Just now the prediction is frequently made that, unless some special device be introduced to prevent it, the Japanese will soon form the majority of Hawaii's population. The following statistical study has been made in order to help in forming a just opinion as to the probable outcome of present tendencies and forces. The period under consideration, so far as the definite forecast is concerned, extends to 1941. It should be understood that the term "Japanese" as used herein includes, unless otherwise specified, all persons of Japanese descent, both native and foreign born; the terms "Chinese," "Portuguese," "Filipino," etc., are similarly used. The term "American and North European" includes American, British, German, and a few others, and corresponds to the definition "Other Caucasian" used in the census.
I. GROWTH OF THE POPULATION OF HAWAII BY RACIAL ELEMENTS

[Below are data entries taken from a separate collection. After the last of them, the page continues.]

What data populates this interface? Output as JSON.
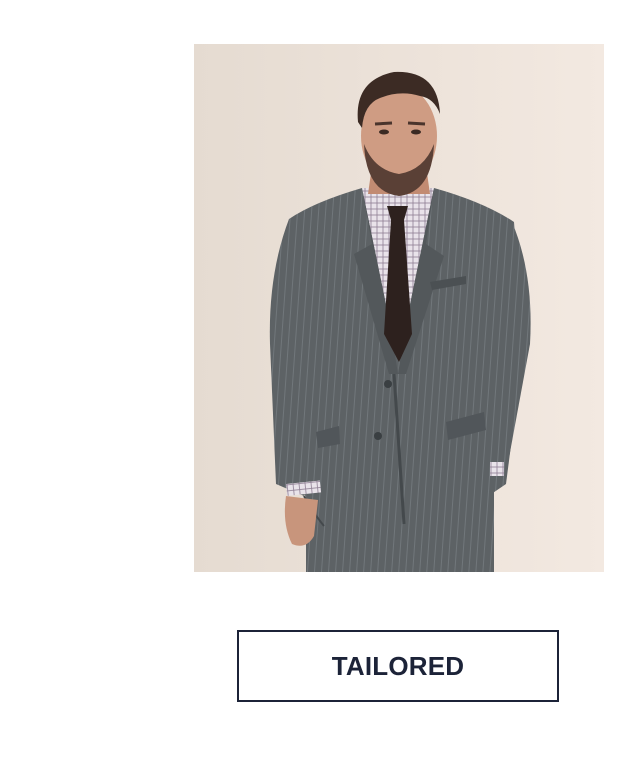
{
  "hero": {
    "image_subject": "man-in-grey-pinstripe-suit",
    "background_color": "#eee3da"
  },
  "cta": {
    "label": "TAILORED",
    "text_color": "#1c2338",
    "border_color": "#1c2338"
  }
}
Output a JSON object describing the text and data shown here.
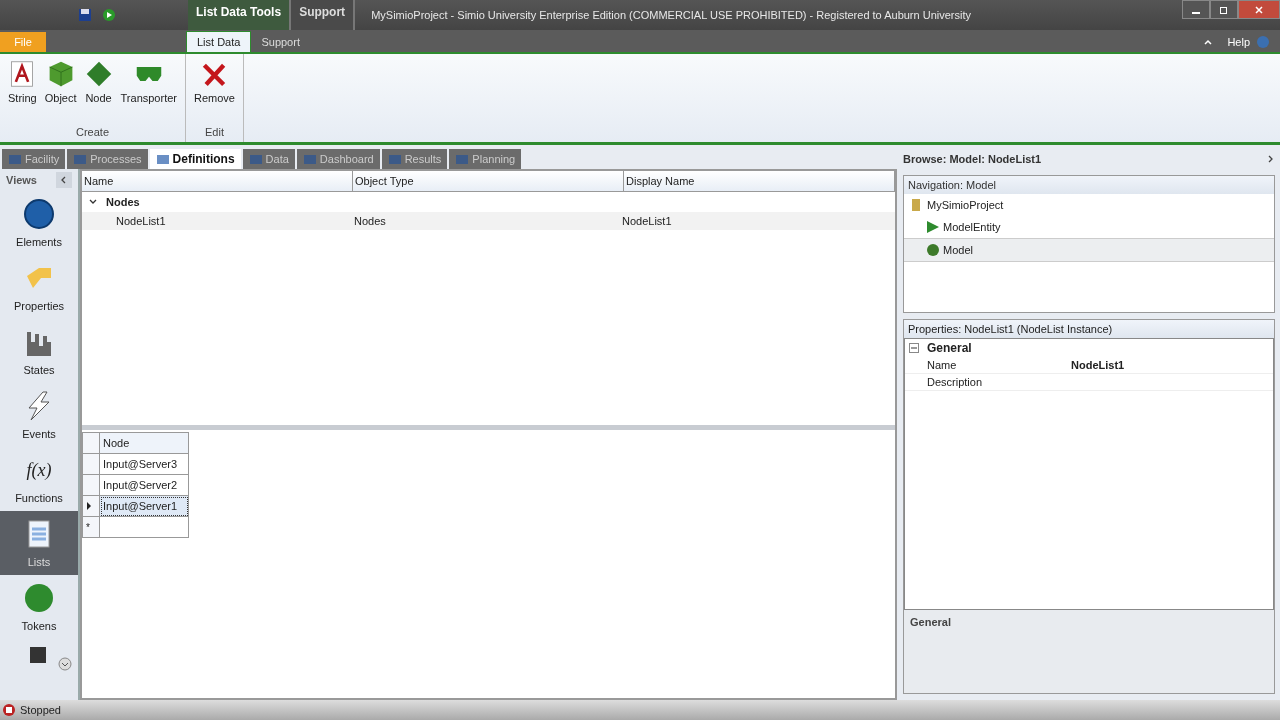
{
  "window": {
    "title": "MySimioProject - Simio University Enterprise Edition (COMMERCIAL USE PROHIBITED) - Registered to Auburn University",
    "context_tabs": [
      {
        "label": "List Data Tools",
        "selected": true
      },
      {
        "label": "Support",
        "selected": false
      }
    ]
  },
  "ribbon": {
    "tabs": [
      {
        "label": "File",
        "kind": "file",
        "selected": false
      },
      {
        "label": "List Data",
        "kind": "tab",
        "selected": true
      },
      {
        "label": "Support",
        "kind": "tab",
        "selected": false
      }
    ],
    "help": "Help",
    "groups": [
      {
        "label": "Create",
        "buttons": [
          {
            "label": "String"
          },
          {
            "label": "Object"
          },
          {
            "label": "Node"
          },
          {
            "label": "Transporter"
          }
        ]
      },
      {
        "label": "Edit",
        "buttons": [
          {
            "label": "Remove"
          }
        ]
      }
    ]
  },
  "view_tabs": [
    {
      "label": "Facility",
      "selected": false
    },
    {
      "label": "Processes",
      "selected": false
    },
    {
      "label": "Definitions",
      "selected": true
    },
    {
      "label": "Data",
      "selected": false
    },
    {
      "label": "Dashboard",
      "selected": false
    },
    {
      "label": "Results",
      "selected": false
    },
    {
      "label": "Planning",
      "selected": false
    }
  ],
  "views": {
    "title": "Views",
    "items": [
      {
        "label": "Elements",
        "selected": false
      },
      {
        "label": "Properties",
        "selected": false
      },
      {
        "label": "States",
        "selected": false
      },
      {
        "label": "Events",
        "selected": false
      },
      {
        "label": "Functions",
        "symbol": "f(x)",
        "selected": false
      },
      {
        "label": "Lists",
        "selected": true
      },
      {
        "label": "Tokens",
        "selected": false
      }
    ]
  },
  "lists_table": {
    "columns": [
      "Name",
      "Object Type",
      "Display Name"
    ],
    "groups": [
      {
        "label": "Nodes",
        "expanded": true,
        "rows": [
          {
            "name": "NodeList1",
            "type": "Nodes",
            "display": "NodeList1"
          }
        ]
      }
    ]
  },
  "node_grid": {
    "column": "Node",
    "rows": [
      {
        "value": "Input@Server3",
        "current": false
      },
      {
        "value": "Input@Server2",
        "current": false
      },
      {
        "value": "Input@Server1",
        "current": true
      }
    ],
    "new_row_mark": "*"
  },
  "browse": {
    "title": "Browse: Model: NodeList1",
    "navigation_title": "Navigation: Model",
    "tree": [
      {
        "label": "MySimioProject",
        "selected": false,
        "children": [
          {
            "label": "ModelEntity",
            "selected": false
          },
          {
            "label": "Model",
            "selected": true
          }
        ]
      }
    ]
  },
  "properties": {
    "title": "Properties: NodeList1 (NodeList Instance)",
    "category": "General",
    "expanded": true,
    "rows": [
      {
        "name": "Name",
        "value": "NodeList1"
      },
      {
        "name": "Description"
      }
    ],
    "help_title": "General"
  },
  "status_bar": {
    "state": "Stopped"
  }
}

Table A shows the growth of the various population elements in Hawaii from 1896 down to the present year. The figures for 1923 are the estimates of the Territorial Bureau of Vital Statistics; they may be accepted as very accurate because arrivals and departures as well as births and deaths are matters of record